··· Provided information ···

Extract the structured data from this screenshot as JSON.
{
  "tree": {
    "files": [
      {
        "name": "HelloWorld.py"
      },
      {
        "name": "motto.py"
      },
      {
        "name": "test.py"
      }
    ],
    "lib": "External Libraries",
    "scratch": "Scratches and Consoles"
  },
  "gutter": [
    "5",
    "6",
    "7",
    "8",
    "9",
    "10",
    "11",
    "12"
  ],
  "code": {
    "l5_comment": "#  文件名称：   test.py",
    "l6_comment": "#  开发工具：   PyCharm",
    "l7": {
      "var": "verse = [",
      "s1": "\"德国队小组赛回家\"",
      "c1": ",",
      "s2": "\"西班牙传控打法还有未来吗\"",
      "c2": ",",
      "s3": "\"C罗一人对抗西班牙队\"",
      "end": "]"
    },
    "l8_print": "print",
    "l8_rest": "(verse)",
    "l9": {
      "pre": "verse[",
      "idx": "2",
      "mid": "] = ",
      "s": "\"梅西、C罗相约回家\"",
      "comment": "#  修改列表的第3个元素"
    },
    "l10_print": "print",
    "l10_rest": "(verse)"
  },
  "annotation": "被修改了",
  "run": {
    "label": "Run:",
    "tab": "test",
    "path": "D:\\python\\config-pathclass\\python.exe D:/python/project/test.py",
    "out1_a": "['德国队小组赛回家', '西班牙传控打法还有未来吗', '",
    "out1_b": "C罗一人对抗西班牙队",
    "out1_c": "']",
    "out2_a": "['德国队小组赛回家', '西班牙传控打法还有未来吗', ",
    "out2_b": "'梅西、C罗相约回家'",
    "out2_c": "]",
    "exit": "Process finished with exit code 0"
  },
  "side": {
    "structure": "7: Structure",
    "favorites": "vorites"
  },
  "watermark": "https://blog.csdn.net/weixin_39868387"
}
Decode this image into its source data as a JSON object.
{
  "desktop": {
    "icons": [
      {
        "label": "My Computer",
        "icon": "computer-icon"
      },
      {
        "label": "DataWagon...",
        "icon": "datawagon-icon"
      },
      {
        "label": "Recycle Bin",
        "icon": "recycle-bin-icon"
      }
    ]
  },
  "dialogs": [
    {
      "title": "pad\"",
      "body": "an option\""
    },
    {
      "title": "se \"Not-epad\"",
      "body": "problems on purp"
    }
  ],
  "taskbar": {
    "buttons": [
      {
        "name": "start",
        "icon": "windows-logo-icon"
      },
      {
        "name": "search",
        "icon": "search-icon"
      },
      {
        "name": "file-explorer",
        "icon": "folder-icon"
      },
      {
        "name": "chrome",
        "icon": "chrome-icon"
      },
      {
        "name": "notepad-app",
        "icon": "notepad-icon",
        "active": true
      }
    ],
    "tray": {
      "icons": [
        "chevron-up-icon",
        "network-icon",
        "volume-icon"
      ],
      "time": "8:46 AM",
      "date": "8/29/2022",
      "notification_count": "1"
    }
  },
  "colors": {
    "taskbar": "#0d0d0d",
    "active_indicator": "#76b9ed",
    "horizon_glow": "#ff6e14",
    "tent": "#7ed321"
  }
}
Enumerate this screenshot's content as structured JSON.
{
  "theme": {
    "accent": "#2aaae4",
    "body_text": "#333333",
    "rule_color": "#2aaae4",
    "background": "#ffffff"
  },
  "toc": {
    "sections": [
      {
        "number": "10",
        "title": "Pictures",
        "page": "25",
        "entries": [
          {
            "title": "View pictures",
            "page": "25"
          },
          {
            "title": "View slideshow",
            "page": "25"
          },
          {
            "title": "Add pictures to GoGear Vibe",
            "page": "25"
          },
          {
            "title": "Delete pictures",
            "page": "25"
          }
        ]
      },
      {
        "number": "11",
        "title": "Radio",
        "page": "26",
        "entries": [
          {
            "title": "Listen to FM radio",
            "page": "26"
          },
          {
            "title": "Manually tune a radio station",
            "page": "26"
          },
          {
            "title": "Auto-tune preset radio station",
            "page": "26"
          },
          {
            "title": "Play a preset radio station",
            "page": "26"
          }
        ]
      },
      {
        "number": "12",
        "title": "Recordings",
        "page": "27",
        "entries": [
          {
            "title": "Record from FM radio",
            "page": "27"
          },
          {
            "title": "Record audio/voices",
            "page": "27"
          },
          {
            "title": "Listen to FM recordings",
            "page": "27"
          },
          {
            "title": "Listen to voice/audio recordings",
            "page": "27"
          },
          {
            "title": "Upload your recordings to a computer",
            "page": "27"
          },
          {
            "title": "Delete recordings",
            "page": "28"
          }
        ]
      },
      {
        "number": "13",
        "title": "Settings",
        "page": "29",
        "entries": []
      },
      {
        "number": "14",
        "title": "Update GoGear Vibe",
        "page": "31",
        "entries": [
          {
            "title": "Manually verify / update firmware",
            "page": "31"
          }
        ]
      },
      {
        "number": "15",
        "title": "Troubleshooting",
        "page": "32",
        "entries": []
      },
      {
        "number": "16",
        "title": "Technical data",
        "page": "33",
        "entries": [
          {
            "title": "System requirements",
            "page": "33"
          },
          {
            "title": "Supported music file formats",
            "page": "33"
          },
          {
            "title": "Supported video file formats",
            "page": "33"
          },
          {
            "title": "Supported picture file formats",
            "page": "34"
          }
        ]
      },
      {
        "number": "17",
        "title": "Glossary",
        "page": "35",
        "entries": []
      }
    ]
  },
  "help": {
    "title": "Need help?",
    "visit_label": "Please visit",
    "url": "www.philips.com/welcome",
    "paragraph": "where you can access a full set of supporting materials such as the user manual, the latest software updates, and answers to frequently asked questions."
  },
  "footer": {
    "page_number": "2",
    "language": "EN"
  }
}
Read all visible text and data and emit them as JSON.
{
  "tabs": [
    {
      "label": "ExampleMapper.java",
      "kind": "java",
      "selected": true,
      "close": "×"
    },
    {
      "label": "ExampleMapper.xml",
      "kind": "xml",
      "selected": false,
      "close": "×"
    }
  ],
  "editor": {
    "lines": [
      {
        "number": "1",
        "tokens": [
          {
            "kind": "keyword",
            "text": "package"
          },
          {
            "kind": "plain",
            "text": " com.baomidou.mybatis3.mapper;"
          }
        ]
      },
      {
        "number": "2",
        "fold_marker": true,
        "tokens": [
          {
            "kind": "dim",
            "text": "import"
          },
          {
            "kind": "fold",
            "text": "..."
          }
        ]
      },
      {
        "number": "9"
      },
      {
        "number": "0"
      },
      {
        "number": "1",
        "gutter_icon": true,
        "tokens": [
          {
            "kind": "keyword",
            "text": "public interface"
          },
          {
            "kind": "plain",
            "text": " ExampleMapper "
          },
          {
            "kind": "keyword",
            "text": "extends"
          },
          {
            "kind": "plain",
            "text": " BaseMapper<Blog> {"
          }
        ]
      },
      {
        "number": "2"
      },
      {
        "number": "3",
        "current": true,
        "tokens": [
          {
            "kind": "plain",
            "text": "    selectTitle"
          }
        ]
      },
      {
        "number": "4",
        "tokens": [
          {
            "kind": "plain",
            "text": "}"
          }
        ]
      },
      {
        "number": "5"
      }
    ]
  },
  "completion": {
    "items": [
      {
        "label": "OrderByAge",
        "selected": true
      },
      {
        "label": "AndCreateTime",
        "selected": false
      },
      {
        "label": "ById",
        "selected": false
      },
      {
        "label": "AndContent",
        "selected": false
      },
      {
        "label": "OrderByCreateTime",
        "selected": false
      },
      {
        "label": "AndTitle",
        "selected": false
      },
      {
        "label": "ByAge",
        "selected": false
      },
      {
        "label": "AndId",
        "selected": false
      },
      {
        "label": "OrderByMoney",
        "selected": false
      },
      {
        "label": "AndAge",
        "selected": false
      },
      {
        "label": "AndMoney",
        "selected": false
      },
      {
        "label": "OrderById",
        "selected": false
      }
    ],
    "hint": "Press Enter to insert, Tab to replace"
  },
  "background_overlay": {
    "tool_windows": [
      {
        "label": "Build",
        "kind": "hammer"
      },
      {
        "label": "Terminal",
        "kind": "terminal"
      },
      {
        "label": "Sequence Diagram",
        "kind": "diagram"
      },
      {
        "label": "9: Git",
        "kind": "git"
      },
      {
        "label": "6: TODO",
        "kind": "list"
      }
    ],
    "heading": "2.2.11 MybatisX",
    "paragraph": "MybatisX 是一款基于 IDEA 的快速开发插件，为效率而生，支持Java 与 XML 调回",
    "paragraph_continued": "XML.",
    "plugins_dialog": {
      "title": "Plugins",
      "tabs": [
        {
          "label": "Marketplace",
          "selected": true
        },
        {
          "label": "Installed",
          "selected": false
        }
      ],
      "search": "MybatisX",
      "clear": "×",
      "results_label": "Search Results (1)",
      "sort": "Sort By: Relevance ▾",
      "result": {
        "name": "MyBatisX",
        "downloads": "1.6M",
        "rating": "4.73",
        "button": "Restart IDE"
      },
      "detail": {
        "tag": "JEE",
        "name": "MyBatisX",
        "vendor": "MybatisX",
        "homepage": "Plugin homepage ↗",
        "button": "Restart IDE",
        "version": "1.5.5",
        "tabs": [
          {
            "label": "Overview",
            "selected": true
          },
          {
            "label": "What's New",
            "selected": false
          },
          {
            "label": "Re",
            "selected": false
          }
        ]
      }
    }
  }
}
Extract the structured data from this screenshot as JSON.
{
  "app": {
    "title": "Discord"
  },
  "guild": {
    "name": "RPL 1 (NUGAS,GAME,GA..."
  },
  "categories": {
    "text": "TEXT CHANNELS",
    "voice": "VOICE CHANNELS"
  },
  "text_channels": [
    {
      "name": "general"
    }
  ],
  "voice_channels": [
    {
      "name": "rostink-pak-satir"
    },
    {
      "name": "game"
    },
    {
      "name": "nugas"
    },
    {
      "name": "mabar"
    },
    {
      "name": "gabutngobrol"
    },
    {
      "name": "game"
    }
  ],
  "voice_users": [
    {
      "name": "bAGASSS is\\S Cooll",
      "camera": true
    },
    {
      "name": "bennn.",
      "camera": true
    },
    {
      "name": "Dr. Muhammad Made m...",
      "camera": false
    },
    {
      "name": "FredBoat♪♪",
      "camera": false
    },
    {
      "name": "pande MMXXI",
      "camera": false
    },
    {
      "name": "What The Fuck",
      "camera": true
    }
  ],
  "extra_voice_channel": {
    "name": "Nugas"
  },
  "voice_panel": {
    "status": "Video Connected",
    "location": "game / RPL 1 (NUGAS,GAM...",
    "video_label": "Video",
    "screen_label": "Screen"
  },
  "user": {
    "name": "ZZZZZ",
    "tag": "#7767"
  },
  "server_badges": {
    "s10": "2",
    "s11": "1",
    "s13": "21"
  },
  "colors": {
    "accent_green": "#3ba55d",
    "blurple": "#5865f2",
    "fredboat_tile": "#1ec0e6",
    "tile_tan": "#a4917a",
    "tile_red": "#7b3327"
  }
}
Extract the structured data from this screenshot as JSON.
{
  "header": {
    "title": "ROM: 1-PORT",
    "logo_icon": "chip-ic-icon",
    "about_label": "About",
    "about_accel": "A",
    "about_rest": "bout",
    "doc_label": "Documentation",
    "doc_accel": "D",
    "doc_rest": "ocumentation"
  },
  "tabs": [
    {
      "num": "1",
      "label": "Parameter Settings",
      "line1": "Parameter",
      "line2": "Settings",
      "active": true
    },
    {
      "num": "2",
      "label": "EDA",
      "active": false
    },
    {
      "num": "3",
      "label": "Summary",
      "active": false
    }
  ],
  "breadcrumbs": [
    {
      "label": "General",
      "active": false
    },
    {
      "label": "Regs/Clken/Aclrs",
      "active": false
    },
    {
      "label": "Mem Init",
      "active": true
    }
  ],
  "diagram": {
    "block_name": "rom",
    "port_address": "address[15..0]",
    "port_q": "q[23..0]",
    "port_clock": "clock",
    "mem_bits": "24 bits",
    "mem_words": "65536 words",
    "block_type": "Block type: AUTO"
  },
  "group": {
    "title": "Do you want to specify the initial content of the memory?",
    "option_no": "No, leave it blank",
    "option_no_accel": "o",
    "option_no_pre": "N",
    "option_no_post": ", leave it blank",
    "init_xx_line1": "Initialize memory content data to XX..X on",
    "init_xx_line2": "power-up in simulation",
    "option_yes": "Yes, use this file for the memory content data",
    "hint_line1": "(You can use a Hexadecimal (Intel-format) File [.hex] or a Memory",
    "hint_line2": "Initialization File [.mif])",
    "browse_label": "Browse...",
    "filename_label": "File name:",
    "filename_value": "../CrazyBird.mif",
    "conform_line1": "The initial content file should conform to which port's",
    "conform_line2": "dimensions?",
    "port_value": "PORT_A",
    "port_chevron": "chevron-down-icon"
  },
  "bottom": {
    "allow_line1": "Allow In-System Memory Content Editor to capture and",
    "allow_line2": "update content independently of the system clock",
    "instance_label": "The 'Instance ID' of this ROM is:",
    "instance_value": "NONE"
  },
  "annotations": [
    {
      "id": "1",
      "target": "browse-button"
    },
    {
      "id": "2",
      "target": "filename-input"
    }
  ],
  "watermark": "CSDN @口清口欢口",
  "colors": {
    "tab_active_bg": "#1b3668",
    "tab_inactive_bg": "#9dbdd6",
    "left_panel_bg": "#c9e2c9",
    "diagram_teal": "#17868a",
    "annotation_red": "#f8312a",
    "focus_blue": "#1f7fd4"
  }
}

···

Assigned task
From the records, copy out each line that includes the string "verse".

Reply
      "var": "verse = [",
    "l8_rest": "(verse)",
      "pre": "verse[",
    "l10_rest": "(verse)"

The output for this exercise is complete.